Twenty-eight years ago officials from the government of Ireland tasked with managing Dublin’s interests in the north-east of the country asked their British counterparts to address the long-standing need for full equality between Irish- and English-speakers in the UK-administrated region. From the BBC:
“The efforts of the Irish Government under the Anglo-Irish Agreement to achieve greater recognition for the Irish language in Northern Ireland is detailed in previously confidential state papers newly released in Belfast.
In January 1986, the Irish government presented its views on “The Irish Language in Northern Ireland”.
The four-page typescript argued that “the Irish language is central to the identity and tradition of Irish nationalists”.
The paper called for “speedy action” in four specific areas: place names; the use of Irish in official business; an Irish language question in the 1991 Northern Ireland census and support for Irish language publications and events.
In particular, it raised the 1941 Stormont Local Government Act, which allowed for street names in English only.
The paper stated: “Quite apart from the rights involved, the fact is that most of the place names in NI… are Irish in their linguistic origin.”
On the use of Irish in official business, the document argued the treatment of Irish as a foreign language in Northern Ireland was “resented by nationalists and created opportunities for subversive organisations to appropriate the Irish language – the final symbol of nationality”.
The then Secretary of State Tom King had accepted the right of local residents to decide on bilingual street names.
However, it would be “inappropriate to grant Irish the parity of esteem which the Welsh enjoyed…””
That was in 1986. In 2014 all of the Irish parties to the recent Stormont House negotiations capitulated once again to the ideological racism of their British Unionist opponents and cast aside any hopes of legislation putting the Irish and English languages on an equal footing in the north-eastern corner of our island nation. Despite very public promises and pledges, and bellicose talk of breaking “the bastards”, Irish rights were sacrificed for dubious short-term gains by Sinn Féin, the SDLP and Fine Gael – Labour coalition government.

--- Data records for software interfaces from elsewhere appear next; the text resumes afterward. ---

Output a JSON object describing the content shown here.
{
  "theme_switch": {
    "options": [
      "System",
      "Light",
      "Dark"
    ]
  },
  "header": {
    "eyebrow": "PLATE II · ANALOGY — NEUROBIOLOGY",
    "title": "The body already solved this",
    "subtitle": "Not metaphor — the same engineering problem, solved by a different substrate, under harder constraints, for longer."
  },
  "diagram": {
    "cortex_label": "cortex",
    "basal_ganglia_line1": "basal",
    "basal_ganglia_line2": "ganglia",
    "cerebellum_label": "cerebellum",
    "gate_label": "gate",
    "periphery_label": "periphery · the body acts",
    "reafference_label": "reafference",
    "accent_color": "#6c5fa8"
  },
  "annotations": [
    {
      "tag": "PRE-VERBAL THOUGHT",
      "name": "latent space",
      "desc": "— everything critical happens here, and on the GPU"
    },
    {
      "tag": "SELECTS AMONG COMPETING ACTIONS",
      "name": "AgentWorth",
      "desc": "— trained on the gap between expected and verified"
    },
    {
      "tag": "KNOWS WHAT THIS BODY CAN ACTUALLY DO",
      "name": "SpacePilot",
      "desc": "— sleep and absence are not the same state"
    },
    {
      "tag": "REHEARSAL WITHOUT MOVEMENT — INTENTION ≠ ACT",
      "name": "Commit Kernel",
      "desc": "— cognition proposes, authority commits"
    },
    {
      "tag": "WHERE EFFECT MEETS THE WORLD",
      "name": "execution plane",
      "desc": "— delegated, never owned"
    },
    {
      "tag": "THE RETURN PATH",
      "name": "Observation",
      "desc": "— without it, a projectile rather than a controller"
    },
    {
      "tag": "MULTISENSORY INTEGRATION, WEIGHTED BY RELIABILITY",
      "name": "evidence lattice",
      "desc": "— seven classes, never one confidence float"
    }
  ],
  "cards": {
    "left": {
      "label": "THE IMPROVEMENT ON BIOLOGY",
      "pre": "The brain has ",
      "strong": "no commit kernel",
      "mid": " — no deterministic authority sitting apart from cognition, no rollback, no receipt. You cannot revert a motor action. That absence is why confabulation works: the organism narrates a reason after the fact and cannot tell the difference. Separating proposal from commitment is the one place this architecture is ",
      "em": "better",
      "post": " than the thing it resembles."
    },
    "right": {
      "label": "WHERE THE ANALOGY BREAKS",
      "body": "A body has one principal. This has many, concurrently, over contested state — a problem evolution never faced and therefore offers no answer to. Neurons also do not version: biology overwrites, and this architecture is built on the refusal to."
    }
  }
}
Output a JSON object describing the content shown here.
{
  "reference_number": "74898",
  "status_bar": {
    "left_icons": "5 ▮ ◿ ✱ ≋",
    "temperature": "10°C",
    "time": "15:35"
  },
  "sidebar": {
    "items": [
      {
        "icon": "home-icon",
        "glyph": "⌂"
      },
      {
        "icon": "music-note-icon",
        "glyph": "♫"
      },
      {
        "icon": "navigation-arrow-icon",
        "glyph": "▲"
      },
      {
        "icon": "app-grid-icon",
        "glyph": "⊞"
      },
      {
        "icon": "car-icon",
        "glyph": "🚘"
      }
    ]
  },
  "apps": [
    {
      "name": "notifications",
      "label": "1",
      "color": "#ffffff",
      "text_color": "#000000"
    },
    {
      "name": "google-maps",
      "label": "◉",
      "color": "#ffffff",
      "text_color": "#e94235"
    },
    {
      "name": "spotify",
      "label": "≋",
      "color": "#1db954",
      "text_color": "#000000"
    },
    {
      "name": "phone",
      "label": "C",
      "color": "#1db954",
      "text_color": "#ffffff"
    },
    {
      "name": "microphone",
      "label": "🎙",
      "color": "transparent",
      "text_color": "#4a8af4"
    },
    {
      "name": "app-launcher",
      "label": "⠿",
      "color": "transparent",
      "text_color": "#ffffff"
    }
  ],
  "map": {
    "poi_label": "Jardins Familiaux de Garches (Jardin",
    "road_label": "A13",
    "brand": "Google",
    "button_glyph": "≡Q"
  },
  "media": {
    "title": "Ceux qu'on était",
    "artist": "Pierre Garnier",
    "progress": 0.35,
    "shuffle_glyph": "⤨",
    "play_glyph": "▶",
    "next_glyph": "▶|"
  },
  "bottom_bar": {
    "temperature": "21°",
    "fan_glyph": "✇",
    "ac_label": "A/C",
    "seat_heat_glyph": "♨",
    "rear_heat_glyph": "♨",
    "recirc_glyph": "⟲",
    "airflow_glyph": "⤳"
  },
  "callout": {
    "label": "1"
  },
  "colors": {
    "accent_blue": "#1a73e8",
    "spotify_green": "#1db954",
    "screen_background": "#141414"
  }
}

Which makes one wonder what on earth needs to be done if decades of diplomacy, politics, campaigning, legal challenges and outright pleading has achieved virtually nothing in terms of Irish rights in the dysfunctional legacy-colony of “Northern Ireland”? Which of course is what progressive Republicans and Nationalists were pondering way back in 1969 in terms of civil rights then.